Illinois is closing out July in style and gearing up for more politics in August. The same day Gov. Rod Blagojevich unveiled a “compromise” capital plan to fund road and school construction projects throughout the state, his office was sued along with Senate President Emil Jones Jr.’s office for not releasing budget-related details. And the governor’s idea to transfer nearly 150 positions from Springfield three hours south to Harrisburg is the subject of hours of testimony opposing the idea, although southern Illinois folks like the idea of an economic boost. (More on that in the next post.) And after all that in one day, the condition of state government is unlikely to change any time soon.
I write “compromise” in quotes because there’s no deal on the capital plan without all parties on board. Although the governor’s office made a gesture to compromise by getting rid of the revenue source that House Speaker Michael Madigan ruled out — expanded gaming — it’s clear that the governor’s revised proposal still lacks support from House Democrats. The new version reduces the spending amount from $34 billion to $25 billion. So, yes, the casino-less proposal satisfies three of four caucuses, but those three caucuses were on board in the first place.
House Democrats’ concerns about the first plan still stand. Most prominently, they still don’t trust the governor to fairly distribute the capital funds. House Majority Leader Barbara Flynn Currie, a Chicago Democrat who represented the speaker in today’s meeting and in previous leaders’ meetings, reiterated Madigan’s stance: House Democrats won’t get on board unless the spending side of the capital plan is crystal clear. Steve Brown, Madigan’s spokesman, said specific line items are an “absolute requirement.” In an e-mail after the meeting, Currie echoed: “Assuming we could reach agreement on the revenue side — a big assumption — we would definitely want line-item allocations and some way to guarantee that dollars allocated are actually spent.”

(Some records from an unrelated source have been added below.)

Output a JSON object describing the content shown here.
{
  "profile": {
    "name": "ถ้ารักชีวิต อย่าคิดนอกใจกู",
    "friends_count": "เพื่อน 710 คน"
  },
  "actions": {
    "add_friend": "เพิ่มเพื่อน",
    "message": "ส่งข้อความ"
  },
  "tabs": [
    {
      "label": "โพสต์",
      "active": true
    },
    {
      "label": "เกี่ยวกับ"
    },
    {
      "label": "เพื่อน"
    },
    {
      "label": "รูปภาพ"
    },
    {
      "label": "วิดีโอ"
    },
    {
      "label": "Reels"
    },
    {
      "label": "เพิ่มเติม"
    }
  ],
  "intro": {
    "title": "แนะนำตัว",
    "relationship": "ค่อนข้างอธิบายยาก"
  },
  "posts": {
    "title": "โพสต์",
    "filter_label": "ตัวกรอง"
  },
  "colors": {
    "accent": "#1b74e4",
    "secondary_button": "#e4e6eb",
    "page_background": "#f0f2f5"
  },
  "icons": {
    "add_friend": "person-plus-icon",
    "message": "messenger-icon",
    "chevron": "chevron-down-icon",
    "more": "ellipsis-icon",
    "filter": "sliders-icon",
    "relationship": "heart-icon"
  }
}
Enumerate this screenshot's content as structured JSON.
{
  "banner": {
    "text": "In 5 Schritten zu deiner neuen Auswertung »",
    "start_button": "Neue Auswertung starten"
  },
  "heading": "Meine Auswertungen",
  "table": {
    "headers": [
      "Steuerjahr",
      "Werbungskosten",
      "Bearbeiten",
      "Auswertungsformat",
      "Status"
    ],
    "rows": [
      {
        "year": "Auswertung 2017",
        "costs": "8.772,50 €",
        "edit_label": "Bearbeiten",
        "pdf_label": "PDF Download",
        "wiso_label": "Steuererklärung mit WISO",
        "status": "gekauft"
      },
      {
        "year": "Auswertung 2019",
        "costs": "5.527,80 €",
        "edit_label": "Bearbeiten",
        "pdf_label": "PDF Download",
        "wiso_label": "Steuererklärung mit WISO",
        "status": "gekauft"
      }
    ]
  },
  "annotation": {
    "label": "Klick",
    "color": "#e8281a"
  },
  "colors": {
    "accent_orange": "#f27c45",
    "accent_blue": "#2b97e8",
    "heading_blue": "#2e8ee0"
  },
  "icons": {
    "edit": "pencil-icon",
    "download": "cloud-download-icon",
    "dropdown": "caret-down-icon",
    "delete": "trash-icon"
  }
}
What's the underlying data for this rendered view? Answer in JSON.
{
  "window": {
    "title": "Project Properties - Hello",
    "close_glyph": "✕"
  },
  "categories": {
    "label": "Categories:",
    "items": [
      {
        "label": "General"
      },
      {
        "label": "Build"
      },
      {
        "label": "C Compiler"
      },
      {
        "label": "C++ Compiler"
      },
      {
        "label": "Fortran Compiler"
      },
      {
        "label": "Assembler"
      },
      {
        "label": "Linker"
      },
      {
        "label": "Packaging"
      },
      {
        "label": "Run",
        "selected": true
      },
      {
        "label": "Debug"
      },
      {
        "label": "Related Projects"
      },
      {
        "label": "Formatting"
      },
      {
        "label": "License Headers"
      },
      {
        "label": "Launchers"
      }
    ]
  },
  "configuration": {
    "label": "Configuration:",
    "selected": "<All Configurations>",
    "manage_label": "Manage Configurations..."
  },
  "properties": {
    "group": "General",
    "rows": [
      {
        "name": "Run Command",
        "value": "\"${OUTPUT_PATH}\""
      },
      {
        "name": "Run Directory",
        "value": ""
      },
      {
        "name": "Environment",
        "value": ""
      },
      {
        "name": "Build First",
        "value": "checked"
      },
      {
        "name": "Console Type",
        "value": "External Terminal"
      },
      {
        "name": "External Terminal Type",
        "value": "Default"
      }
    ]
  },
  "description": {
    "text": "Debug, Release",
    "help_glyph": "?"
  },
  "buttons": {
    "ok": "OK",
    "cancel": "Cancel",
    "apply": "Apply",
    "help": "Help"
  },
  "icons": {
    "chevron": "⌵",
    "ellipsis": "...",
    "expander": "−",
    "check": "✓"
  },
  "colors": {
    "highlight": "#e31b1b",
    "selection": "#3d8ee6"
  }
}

Her kicker: “So I think we continue to be on a very steep uphill climb.”
The governor’s revised revenue ideas still lack consensus. House Democrats repeatedly have questioned the wisdom of the first revenue source: selling off all or part of the Illinois Lottery to the private sector. The state asset generates money for public education and has been estimated to be worth more than $10 billion, leading some to question why the state would sell it rather than revamp it and maximize its value. Proponents say the private sector could be more efficient and aggressive in managing the lottery’s potential.
Currie said, however, that privatization also could negate the original intent and appeal. “The lottery was originally sold as a way to help education, so buying a losing lottery ticket still helped the kids. Take away education, and people may feel they’ve been bamboozled.”
The governor’s proposal does include a “lockbox” for capital investments and lottery proceeds for education. And supporters of the lottery lease say the upfront cash and the ongoing state share of the profits would ensure that public schools would receive at least the same amount under the public-private partnership.
The other funding idea includes transferring higher-than-expected revenues from two state taxes, the motor fuel tax that goes into a dedicated Road Fund and the sales tax on gasoline that goes into the general revenue fund. Currie said her caucus could consider using “excess” revenues from the motor fuel tax (a.k.a. Road Fund) if the administration proves that the money would go directly to capital construction projects. Transferring excess revenues from the state sales tax on gasoline (a.k.a. general revenue fund) is a different story. “Diversions from GRF — which, essentially, is what taking gasoline sales taxes really is — could be a very tough sell,” Currie said. Without support from House Democrats, a capital plan is unlikely to advance.
Two nonprofit groups supporting limited government are suing Gov. Rod Blagojevich and Senate President Emil Jones Jr. for denying access to budget-related documents.
The Illinois Chapter of Americans for Prosperity based in Chicago and Judicial Watch Inc. based in Washington, D.C., filed suit in Sangamon County. They allege that both offices repeatedly denied requests under the Freedom of Information Act to release information about how a lump sum of $1.7 billion was spent in fiscal year 2008. In a Statehouse news conference Thursday, the two groups justified their suit by citing newspaper reports about questionable grants doled out by individual legislators. They’re asking the court to require Blagojevich and Jones to release information about specific uses of the money.
They’re targeting so-called member initiatives that distribute state grants to local nonprofits or units of local government, and so on, and the grants aren’t subject to competitive bidding processes or to legislative debates. Projects often are lumped together in a single dollar amount and lack specific descriptions of how that money would be used.
Jones’ office says its attorneys are reviewing the suit and don’t have a comment. I’m still waiting for a response from the governor’s office.
Joe Calomino, director of the Illinois Chapter of Americans for Prosperity, said the group did not sue House Democrats or Republicans because they released detailed information about money issued for member initiatives.
The group, which publishes an online blog called Pork Report, also is behind legislation that would create a Web site to track all money spent on all districts, all state contracts, all state employees and all tax credits to improve government transparency. It was intended to serve as a one-stop shop for taxpayers. The measure was unanimously approved by the House but stalled in the Senate.